→ ASSIGNED TASK:
Take every line from the entries below that includes the word "icon" and copy it.
DATA EXTRACT Start Marker
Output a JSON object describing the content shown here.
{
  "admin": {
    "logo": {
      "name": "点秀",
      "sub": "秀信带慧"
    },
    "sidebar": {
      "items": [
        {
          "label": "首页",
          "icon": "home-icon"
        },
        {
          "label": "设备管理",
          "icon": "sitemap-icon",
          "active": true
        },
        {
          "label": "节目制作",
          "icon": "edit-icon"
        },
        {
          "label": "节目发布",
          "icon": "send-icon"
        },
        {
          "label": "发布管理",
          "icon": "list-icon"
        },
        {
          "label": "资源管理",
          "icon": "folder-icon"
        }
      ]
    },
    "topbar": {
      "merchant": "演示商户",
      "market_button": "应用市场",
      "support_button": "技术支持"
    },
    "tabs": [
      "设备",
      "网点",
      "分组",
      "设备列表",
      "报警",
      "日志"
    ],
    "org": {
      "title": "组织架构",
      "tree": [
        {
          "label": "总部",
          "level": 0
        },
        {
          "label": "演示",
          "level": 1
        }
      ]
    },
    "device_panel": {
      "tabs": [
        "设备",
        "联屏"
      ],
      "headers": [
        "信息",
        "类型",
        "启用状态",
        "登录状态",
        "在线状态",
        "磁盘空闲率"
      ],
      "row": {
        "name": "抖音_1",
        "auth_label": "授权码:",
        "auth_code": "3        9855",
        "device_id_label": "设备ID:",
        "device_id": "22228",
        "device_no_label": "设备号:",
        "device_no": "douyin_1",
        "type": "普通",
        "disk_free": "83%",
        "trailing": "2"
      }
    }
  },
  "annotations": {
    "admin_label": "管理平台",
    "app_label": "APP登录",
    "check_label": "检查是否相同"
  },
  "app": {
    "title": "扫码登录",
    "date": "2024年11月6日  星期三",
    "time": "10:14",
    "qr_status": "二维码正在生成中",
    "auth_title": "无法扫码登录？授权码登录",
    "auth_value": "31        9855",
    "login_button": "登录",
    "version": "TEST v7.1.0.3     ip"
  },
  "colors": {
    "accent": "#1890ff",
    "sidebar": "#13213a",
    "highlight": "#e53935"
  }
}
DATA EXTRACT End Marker
→ ANSWER:
          "icon": "home-icon"
          "icon": "sitemap-icon",
          "icon": "edit-icon"
          "icon": "send-icon"
          "icon": "list-icon"
          "icon": "folder-icon"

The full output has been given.